> _TASK GOAL_: Read the data line by line and say how many lines contain the string "source", giving the number alone.

(Page and application data records)

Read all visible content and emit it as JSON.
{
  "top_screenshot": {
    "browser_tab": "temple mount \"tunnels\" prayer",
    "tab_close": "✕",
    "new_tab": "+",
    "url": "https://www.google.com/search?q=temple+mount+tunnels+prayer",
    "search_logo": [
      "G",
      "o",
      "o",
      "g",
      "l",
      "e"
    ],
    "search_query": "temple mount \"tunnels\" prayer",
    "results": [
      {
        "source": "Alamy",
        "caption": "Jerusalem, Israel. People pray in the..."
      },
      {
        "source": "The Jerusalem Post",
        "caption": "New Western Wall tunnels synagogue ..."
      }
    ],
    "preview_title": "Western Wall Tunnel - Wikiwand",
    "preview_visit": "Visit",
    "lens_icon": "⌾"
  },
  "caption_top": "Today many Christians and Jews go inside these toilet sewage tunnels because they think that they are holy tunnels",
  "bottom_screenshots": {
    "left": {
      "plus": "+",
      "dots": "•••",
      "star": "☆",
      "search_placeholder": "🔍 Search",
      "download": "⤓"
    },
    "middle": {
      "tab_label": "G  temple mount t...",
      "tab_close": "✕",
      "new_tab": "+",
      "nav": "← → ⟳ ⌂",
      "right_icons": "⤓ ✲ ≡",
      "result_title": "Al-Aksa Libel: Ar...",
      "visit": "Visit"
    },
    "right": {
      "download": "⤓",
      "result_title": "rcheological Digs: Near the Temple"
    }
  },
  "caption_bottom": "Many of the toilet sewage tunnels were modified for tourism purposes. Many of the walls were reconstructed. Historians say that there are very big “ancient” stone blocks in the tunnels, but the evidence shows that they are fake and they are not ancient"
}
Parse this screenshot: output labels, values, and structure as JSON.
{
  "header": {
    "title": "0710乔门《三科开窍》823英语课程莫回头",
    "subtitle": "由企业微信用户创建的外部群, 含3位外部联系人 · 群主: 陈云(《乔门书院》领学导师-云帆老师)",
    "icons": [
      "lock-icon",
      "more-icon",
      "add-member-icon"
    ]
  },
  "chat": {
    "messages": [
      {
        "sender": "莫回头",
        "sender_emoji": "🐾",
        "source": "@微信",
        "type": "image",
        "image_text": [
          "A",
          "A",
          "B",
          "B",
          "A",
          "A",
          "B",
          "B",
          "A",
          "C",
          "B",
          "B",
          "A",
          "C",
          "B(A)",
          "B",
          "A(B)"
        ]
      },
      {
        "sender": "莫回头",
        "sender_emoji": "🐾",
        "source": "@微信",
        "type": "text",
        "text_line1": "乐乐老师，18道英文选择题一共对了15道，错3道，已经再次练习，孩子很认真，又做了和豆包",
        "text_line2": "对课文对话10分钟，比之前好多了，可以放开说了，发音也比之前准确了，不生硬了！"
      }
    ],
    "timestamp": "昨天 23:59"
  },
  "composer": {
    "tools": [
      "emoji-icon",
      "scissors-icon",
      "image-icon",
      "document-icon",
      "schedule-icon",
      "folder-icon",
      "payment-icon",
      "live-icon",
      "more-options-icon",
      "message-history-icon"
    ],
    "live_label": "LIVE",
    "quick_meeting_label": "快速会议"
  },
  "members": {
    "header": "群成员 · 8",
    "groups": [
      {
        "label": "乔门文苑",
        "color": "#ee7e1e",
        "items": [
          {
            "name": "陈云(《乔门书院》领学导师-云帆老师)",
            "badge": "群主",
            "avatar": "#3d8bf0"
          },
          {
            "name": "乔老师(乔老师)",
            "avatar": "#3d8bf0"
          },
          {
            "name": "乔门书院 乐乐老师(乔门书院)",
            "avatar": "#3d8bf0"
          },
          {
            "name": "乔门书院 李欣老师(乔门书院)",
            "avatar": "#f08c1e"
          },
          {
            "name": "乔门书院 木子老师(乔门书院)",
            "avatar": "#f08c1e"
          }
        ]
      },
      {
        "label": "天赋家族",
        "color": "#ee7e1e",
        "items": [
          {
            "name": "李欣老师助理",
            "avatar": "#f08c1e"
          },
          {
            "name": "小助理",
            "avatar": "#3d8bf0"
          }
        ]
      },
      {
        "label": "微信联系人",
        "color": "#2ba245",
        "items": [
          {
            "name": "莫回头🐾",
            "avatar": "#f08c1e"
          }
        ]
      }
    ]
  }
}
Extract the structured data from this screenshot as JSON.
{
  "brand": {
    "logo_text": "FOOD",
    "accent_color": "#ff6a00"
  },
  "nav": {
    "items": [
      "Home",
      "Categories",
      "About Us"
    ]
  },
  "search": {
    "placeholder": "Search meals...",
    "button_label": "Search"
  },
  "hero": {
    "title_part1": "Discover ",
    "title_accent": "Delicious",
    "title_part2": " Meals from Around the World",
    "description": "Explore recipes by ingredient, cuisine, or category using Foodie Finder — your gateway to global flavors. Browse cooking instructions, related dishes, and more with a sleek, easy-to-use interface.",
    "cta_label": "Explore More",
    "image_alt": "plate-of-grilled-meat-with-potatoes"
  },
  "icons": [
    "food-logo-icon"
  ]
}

> _OUTPUT FOR THIS EXERCISE_: 4